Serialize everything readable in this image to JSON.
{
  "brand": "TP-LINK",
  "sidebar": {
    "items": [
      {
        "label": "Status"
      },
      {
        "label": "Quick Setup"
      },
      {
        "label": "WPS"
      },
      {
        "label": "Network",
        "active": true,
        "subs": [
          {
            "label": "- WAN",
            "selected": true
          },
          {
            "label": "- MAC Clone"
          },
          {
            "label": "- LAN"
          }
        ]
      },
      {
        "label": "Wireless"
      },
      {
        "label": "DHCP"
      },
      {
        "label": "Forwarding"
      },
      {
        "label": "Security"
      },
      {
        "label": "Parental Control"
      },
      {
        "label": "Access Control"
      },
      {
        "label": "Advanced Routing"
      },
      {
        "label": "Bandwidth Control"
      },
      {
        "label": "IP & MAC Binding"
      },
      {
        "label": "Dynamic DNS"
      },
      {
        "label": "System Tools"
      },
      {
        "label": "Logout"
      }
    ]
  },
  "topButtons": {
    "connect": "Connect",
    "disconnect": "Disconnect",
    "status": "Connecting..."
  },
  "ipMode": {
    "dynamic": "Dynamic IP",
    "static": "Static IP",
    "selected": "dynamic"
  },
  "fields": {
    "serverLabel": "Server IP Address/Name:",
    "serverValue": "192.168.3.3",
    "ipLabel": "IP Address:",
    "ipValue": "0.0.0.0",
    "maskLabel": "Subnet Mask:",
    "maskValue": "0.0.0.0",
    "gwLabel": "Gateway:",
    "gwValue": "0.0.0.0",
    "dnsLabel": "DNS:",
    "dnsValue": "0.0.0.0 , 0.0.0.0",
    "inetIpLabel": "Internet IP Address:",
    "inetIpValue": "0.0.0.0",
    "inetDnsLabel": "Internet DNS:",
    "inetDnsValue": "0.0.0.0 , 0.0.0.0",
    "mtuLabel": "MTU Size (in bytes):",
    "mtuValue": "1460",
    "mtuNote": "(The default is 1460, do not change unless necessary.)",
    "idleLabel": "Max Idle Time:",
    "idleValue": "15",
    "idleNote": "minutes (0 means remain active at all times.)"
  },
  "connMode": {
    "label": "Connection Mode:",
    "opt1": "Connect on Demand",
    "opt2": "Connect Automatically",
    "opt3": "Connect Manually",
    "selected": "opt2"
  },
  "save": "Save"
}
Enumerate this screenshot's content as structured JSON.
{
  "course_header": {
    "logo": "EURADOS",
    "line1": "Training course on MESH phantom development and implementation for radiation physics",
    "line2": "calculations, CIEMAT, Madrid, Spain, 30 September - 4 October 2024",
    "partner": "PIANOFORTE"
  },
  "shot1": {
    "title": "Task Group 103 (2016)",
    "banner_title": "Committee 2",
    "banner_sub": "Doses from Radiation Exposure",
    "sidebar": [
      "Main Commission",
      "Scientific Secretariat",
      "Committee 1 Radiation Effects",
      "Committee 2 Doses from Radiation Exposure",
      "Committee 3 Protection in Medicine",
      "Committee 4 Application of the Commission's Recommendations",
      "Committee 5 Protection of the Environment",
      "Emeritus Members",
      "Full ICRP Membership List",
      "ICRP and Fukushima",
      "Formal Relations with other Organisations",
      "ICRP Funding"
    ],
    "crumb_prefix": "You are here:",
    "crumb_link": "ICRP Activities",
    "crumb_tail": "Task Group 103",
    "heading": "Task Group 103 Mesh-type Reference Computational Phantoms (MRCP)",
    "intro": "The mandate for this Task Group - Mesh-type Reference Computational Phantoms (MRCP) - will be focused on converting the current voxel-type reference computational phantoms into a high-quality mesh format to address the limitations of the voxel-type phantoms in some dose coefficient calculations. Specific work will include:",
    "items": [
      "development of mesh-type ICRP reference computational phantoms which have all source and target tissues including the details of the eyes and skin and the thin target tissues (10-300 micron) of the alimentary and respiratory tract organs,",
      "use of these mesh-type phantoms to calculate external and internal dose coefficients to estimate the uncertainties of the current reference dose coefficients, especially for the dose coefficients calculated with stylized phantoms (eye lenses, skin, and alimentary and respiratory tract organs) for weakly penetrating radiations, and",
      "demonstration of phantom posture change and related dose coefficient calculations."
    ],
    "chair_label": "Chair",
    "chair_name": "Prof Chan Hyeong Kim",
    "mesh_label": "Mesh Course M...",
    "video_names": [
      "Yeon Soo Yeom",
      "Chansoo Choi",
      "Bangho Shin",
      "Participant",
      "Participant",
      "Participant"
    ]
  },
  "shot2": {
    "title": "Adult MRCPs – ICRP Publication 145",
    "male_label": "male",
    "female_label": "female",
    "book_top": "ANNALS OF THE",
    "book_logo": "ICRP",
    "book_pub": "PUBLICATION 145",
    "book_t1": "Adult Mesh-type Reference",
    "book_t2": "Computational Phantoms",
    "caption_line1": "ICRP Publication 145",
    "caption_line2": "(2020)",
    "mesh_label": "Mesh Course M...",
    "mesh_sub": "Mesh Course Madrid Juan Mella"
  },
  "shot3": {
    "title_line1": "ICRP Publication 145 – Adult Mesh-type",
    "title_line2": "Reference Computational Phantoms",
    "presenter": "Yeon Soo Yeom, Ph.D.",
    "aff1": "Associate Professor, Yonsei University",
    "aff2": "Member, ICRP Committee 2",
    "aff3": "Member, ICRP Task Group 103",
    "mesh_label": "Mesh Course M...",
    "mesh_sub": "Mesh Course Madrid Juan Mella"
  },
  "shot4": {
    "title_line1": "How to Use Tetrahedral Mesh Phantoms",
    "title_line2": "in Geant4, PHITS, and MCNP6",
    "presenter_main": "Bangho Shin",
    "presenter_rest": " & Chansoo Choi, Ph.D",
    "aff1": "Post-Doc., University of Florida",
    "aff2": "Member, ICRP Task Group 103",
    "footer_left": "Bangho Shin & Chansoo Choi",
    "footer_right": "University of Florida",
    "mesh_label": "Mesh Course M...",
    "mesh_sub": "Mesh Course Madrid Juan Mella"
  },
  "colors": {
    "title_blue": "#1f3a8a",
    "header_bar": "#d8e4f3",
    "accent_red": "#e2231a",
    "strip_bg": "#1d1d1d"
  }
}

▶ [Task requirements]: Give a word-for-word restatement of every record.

▶ [Completed task]:
Serialize everything readable in this image to JSON.
{
  "brand": "TP-LINK",
  "sidebar": {
    "items": [
      {
        "label": "Status"
      },
      {
        "label": "Quick Setup"
      },
      {
        "label": "WPS"
      },
      {
        "label": "Network",
        "active": true,
        "subs": [
          {
            "label": "- WAN",
            "selected": true
          },
          {
            "label": "- MAC Clone"
          },
          {
            "label": "- LAN"
          }
        ]
      },
      {
        "label": "Wireless"
      },
      {
        "label": "DHCP"
      },
      {
        "label": "Forwarding"
      },
      {
        "label": "Security"
      },
      {
        "label": "Parental Control"
      },
      {
        "label": "Access Control"
      },
      {
        "label": "Advanced Routing"
      },
      {
        "label": "Bandwidth Control"
      },
      {
        "label": "IP & MAC Binding"
      },
      {
        "label": "Dynamic DNS"
      },
      {
        "label": "System Tools"
      },
      {
        "label": "Logout"
      }
    ]
  },
  "topButtons": {
    "connect": "Connect",
    "disconnect": "Disconnect",
    "status": "Connecting..."
  },
  "ipMode": {
    "dynamic": "Dynamic IP",
    "static": "Static IP",
    "selected": "dynamic"
  },
  "fields": {
    "serverLabel": "Server IP Address/Name:",
    "serverValue": "192.168.3.3",
    "ipLabel": "IP Address:",
    "ipValue": "0.0.0.0",
    "maskLabel": "Subnet Mask:",
    "maskValue": "0.0.0.0",
    "gwLabel": "Gateway:",
    "gwValue": "0.0.0.0",
    "dnsLabel": "DNS:",
    "dnsValue": "0.0.0.0 , 0.0.0.0",
    "inetIpLabel": "Internet IP Address:",
    "inetIpValue": "0.0.0.0",
    "inetDnsLabel": "Internet DNS:",
    "inetDnsValue": "0.0.0.0 , 0.0.0.0",
    "mtuLabel": "MTU Size (in bytes):",
    "mtuValue": "1460",
    "mtuNote": "(The default is 1460, do not change unless necessary.)",
    "idleLabel": "Max Idle Time:",
    "idleValue": "15",
    "idleNote": "minutes (0 means remain active at all times.)"
  },
  "connMode": {
    "label": "Connection Mode:",
    "opt1": "Connect on Demand",
    "opt2": "Connect Automatically",
    "opt3": "Connect Manually",
    "selected": "opt2"
  },
  "save": "Save"
}
Enumerate this screenshot's content as structured JSON.
{
  "course_header": {
    "logo": "EURADOS",
    "line1": "Training course on MESH phantom development and implementation for radiation physics",
    "line2": "calculations, CIEMAT, Madrid, Spain, 30 September - 4 October 2024",
    "partner": "PIANOFORTE"
  },
  "shot1": {
    "title": "Task Group 103 (2016)",
    "banner_title": "Committee 2",
    "banner_sub": "Doses from Radiation Exposure",
    "sidebar": [
      "Main Commission",
      "Scientific Secretariat",
      "Committee 1 Radiation Effects",
      "Committee 2 Doses from Radiation Exposure",
      "Committee 3 Protection in Medicine",
      "Committee 4 Application of the Commission's Recommendations",
      "Committee 5 Protection of the Environment",
      "Emeritus Members",
      "Full ICRP Membership List",
      "ICRP and Fukushima",
      "Formal Relations with other Organisations",
      "ICRP Funding"
    ],
    "crumb_prefix": "You are here:",
    "crumb_link": "ICRP Activities",
    "crumb_tail": "Task Group 103",
    "heading": "Task Group 103 Mesh-type Reference Computational Phantoms (MRCP)",
    "intro": "The mandate for this Task Group - Mesh-type Reference Computational Phantoms (MRCP) - will be focused on converting the current voxel-type reference computational phantoms into a high-quality mesh format to address the limitations of the voxel-type phantoms in some dose coefficient calculations. Specific work will include:",
    "items": [
      "development of mesh-type ICRP reference computational phantoms which have all source and target tissues including the details of the eyes and skin and the thin target tissues (10-300 micron) of the alimentary and respiratory tract organs,",
      "use of these mesh-type phantoms to calculate external and internal dose coefficients to estimate the uncertainties of the current reference dose coefficients, especially for the dose coefficients calculated with stylized phantoms (eye lenses, skin, and alimentary and respiratory tract organs) for weakly penetrating radiations, and",
      "demonstration of phantom posture change and related dose coefficient calculations."
    ],
    "chair_label": "Chair",
    "chair_name": "Prof Chan Hyeong Kim",
    "mesh_label": "Mesh Course M...",
    "video_names": [
      "Yeon Soo Yeom",
      "Chansoo Choi",
      "Bangho Shin",
      "Participant",
      "Participant",
      "Participant"
    ]
  },
  "shot2": {
    "title": "Adult MRCPs – ICRP Publication 145",
    "male_label": "male",
    "female_label": "female",
    "book_top": "ANNALS OF THE",
    "book_logo": "ICRP",
    "book_pub": "PUBLICATION 145",
    "book_t1": "Adult Mesh-type Reference",
    "book_t2": "Computational Phantoms",
    "caption_line1": "ICRP Publication 145",
    "caption_line2": "(2020)",
    "mesh_label": "Mesh Course M...",
    "mesh_sub": "Mesh Course Madrid Juan Mella"
  },
  "shot3": {
    "title_line1": "ICRP Publication 145 – Adult Mesh-type",
    "title_line2": "Reference Computational Phantoms",
    "presenter": "Yeon Soo Yeom, Ph.D.",
    "aff1": "Associate Professor, Yonsei University",
    "aff2": "Member, ICRP Committee 2",
    "aff3": "Member, ICRP Task Group 103",
    "mesh_label": "Mesh Course M...",
    "mesh_sub": "Mesh Course Madrid Juan Mella"
  },
  "shot4": {
    "title_line1": "How to Use Tetrahedral Mesh Phantoms",
    "title_line2": "in Geant4, PHITS, and MCNP6",
    "presenter_main": "Bangho Shin",
    "presenter_rest": " & Chansoo Choi, Ph.D",
    "aff1": "Post-Doc., University of Florida",
    "aff2": "Member, ICRP Task Group 103",
    "footer_left": "Bangho Shin & Chansoo Choi",
    "footer_right": "University of Florida",
    "mesh_label": "Mesh Course M...",
    "mesh_sub": "Mesh Course Madrid Juan Mella"
  },
  "colors": {
    "title_blue": "#1f3a8a",
    "header_bar": "#d8e4f3",
    "accent_red": "#e2231a",
    "strip_bg": "#1d1d1d"
  }
}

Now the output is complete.